Moving is a great opportunity to shed and start fresh. It’s also one of the most stressful things a human can endeavor. It’s physical, mental, emotional and psychological. Not to mention costly. I decided in my recent move that everything, including my furniture, was going to fit into one small U-haul truck. And- that I’m not going to move again- ever. Well, for at least a year.
Then began a major purge. My, how we accumulate – and I barely shop! I’m like a magnet; people love to give me stuff. And I enjoy going to clothing swaps, where I sometimes leave with more than what I came with. Hence, 365 days later, I’ve got more than I actually need. I’m not hiring movers- I’m doing this myself, with a little help from my friends, which ultimately helps me be more relentless when deciding what to take with me.
Little by little, category by category, I begin to shed. It is the year of the snake after all, very appropriate. I start with books; they are the heaviest. I have not touched the giant dictionary or thesaurus so they are the first to go. I scan my library and sense that only 10% are ones that I actually love, reference, or really will read one day. The rest were cute gifts or ambitious illusions. There’s only so much time in a day and I don’t read that much anymore. Plus there’s always the library or kindle.

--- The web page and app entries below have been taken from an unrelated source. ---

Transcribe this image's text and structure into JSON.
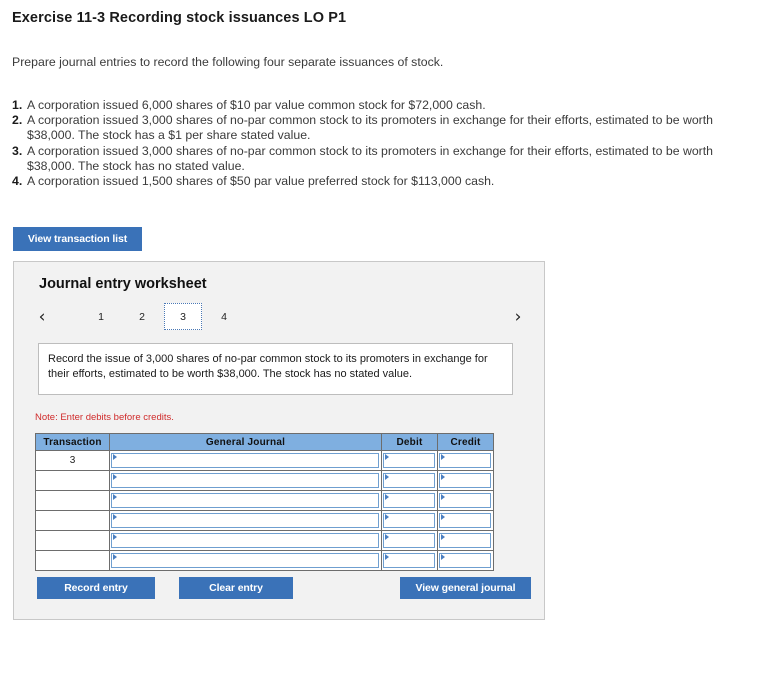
{
  "exercise": {
    "title": "Exercise 11-3 Recording stock issuances LO P1",
    "prepare_line": "Prepare journal entries to record the following four separate issuances of stock.",
    "requirements": [
      {
        "num": "1.",
        "text": "A corporation issued 6,000 shares of $10 par value common stock for $72,000 cash."
      },
      {
        "num": "2.",
        "text": "A corporation issued 3,000 shares of no-par common stock to its promoters in exchange for their efforts, estimated to be worth $38,000. The stock has a $1 per share stated value."
      },
      {
        "num": "3.",
        "text": "A corporation issued 3,000 shares of no-par common stock to its promoters in exchange for their efforts, estimated to be worth $38,000. The stock has no stated value."
      },
      {
        "num": "4.",
        "text": "A corporation issued 1,500 shares of $50 par value preferred stock for $113,000 cash."
      }
    ]
  },
  "toolbar": {
    "view_transaction_list_label": "View transaction list"
  },
  "worksheet": {
    "title": "Journal entry worksheet",
    "nav": {
      "prev_icon": "‹",
      "next_icon": "›"
    },
    "tabs": [
      {
        "label": "1",
        "selected": false
      },
      {
        "label": "2",
        "selected": false
      },
      {
        "label": "3",
        "selected": true
      },
      {
        "label": "4",
        "selected": false
      }
    ],
    "instruction": "Record the issue of 3,000 shares of no-par common stock to its promoters in exchange for their efforts, estimated to be worth $38,000. The stock has no stated value.",
    "note": "Note: Enter debits before credits.",
    "table": {
      "headers": [
        "Transaction",
        "General Journal",
        "Debit",
        "Credit"
      ],
      "rows": [
        {
          "transaction": "3",
          "general_journal": "",
          "debit": "",
          "credit": ""
        },
        {
          "transaction": "",
          "general_journal": "",
          "debit": "",
          "credit": ""
        },
        {
          "transaction": "",
          "general_journal": "",
          "debit": "",
          "credit": ""
        },
        {
          "transaction": "",
          "general_journal": "",
          "debit": "",
          "credit": ""
        },
        {
          "transaction": "",
          "general_journal": "",
          "debit": "",
          "credit": ""
        },
        {
          "transaction": "",
          "general_journal": "",
          "debit": "",
          "credit": ""
        }
      ]
    },
    "actions": {
      "record_entry_label": "Record entry",
      "clear_entry_label": "Clear entry",
      "view_general_journal_label": "View general journal"
    }
  },
  "colors": {
    "button_blue": "#3a72b8",
    "table_header_blue": "#7fafe0",
    "panel_gray": "#f2f2f2",
    "note_red": "#d02b2b",
    "field_border_blue": "#6f9fd0"
  }
}
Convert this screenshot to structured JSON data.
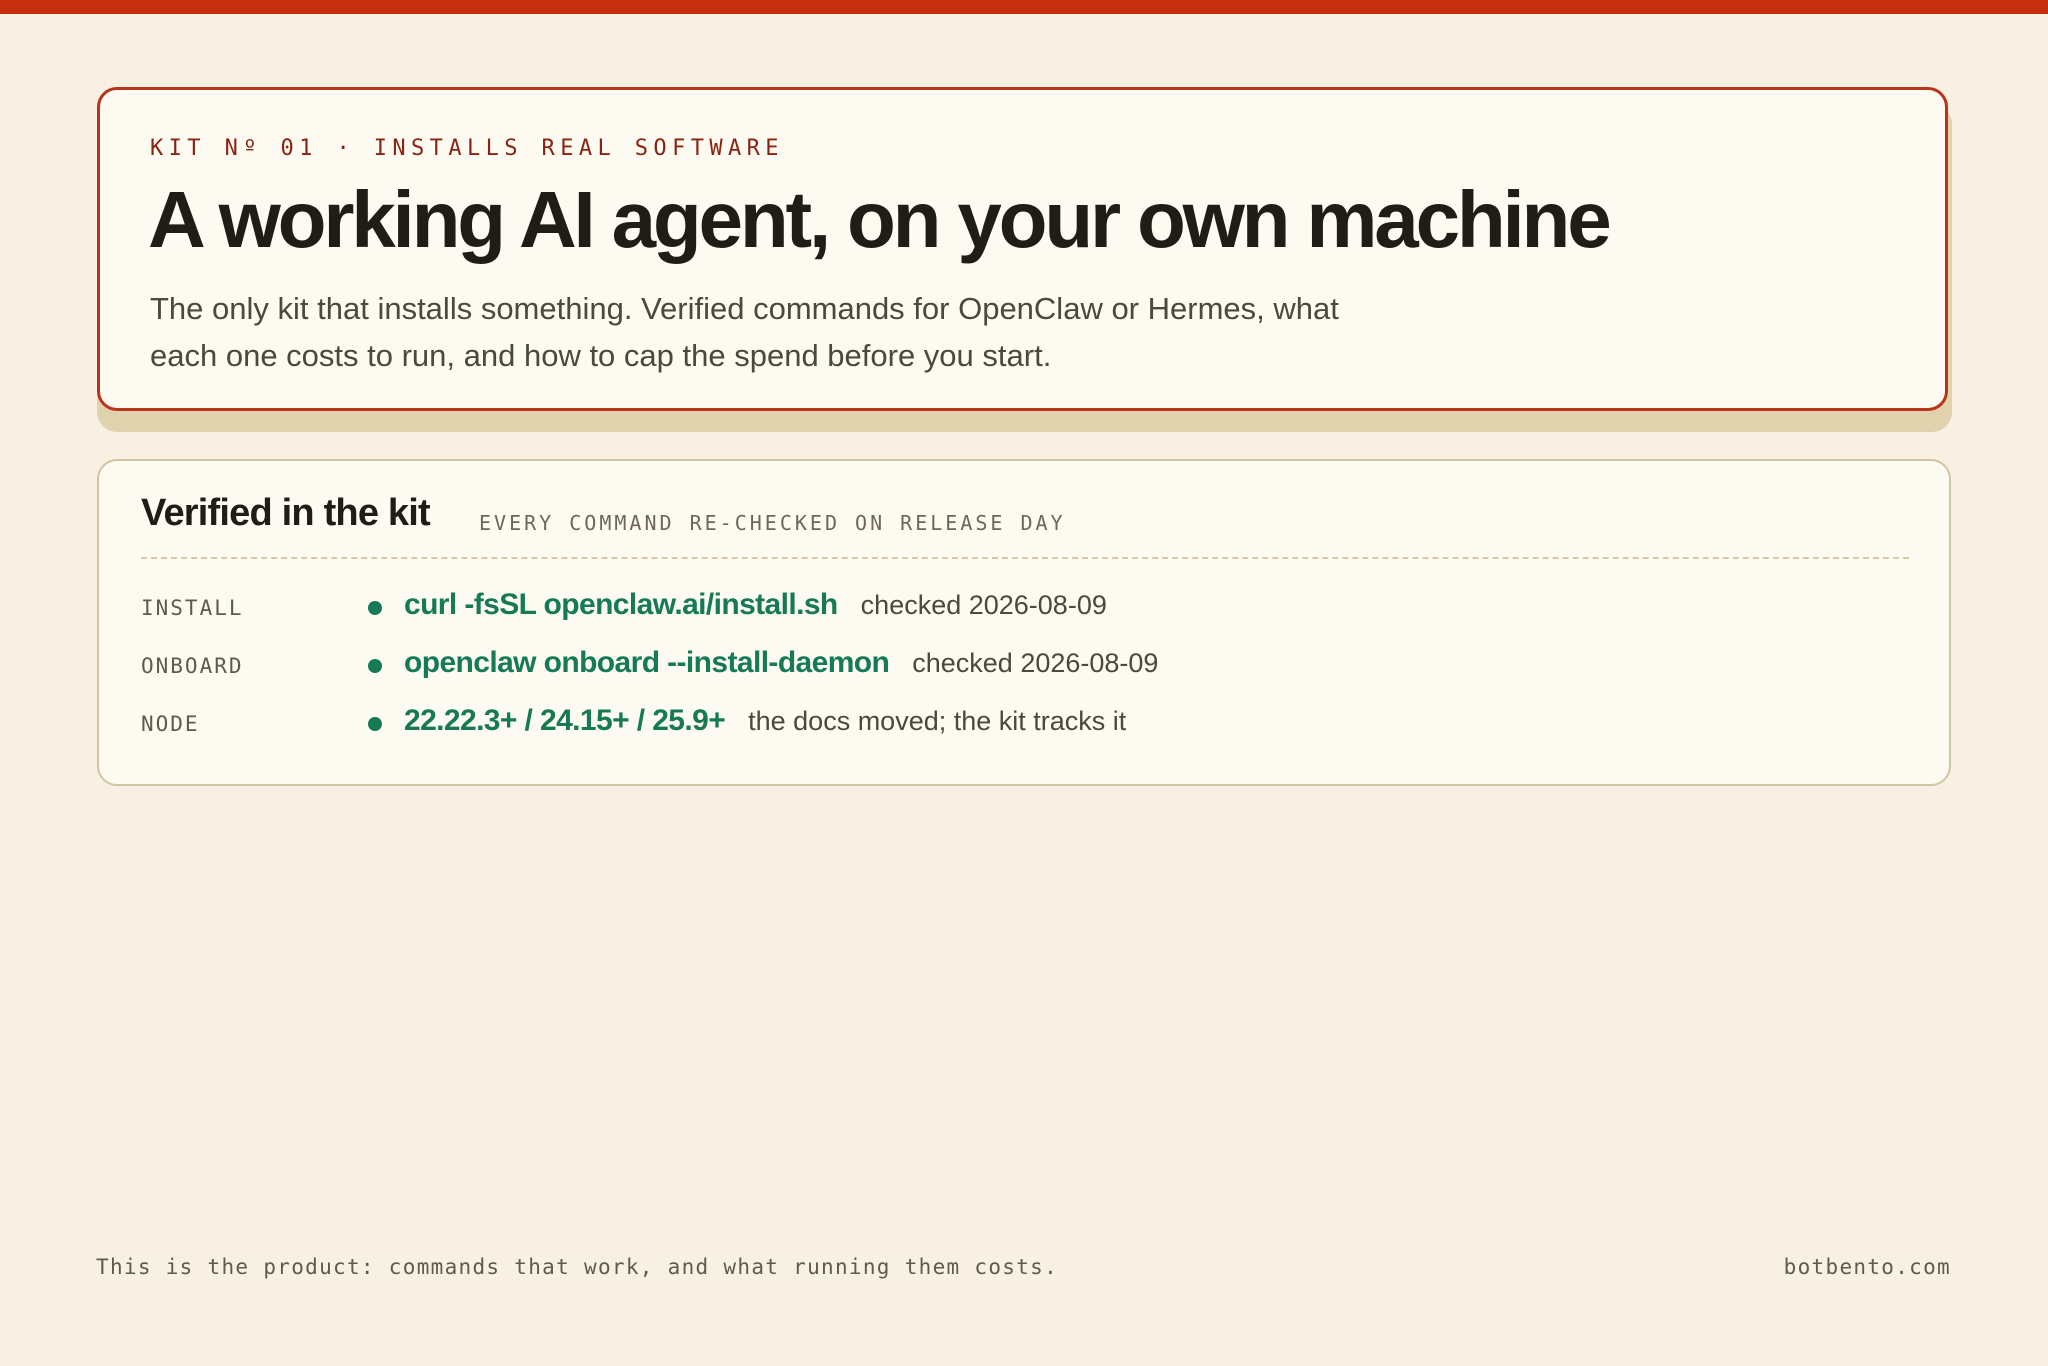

I move onto clothes. If I haven’t worn it in the last year, am I really going to wear it now? My “project” bin of clothes to repair (and never did) is the first to go. Then, I think about my style today. Given it changes daily; I don’t dress as hippie as I used to. Honoring that shift, I let go of the long skirts and dresses that no longer represent me. I release the clothes too that aren’t as comfortable or don’t fit as well. And if I own two similar pieces, I only keep the favorite one. I do the same with jewelry and accessories.
When it comes time for the kitchen, I keep in mind that I’m going from living solo to living with housemates. There will already be dishes and such there. So again, I keep my favorites and most valuable pieces and let the rest go. I figure once I move into the kitchen I can release even more as well, depending on what they have. As for furniture, I keep only my heirloom secretary desk that was grandma’s, a couple lamps and favorites; and decided it was time for a new bed and desk. I’m only moving into a bedroom, not a whole house.
I practice these methods throughout my home with all categories over the next few weeks, sometimes taking 10 minutes, other times when I have it, a few hours. Then I have a yard sale and make about $100, selling mostly small items. I post for sale on Craigslist a handful of the most valuable things (computer, music gear) that didn’t sell and place the remains on the curb for the taking.
By the time I’m done purging, I’ve reduced my belongings by at least half! We get everything into the U-haul. Well, if I’m being completely honest, I take a couple more trips with my car. Upon move in, I decide I to get rid of at least 25% more, acknowledging that accumulation and practicing the revolving door strategy (see previous blog) is a lifelong process. As things come in, things must go out. Unless I have a mansion or want to open a museum. And even then!
This type of moving strategy, which touches upon aspects of minimalism, invites us to remain open to releasing fear, doubt, shame or judgement. It asks that we get very honest with ourselves, while still having room to dream. It means having an abundant mindset, trusting that as things go, things will return. It helps to remember that we each enter this world free of stuff- and leave the same way. It’s only while we’re here on earth that we attach to objects and find our identity in them. There’s nothing necessarily wrong with that. But if it becomes unmanageable- or it’s time to move- you might think thrice! Take it from me. The moving queen.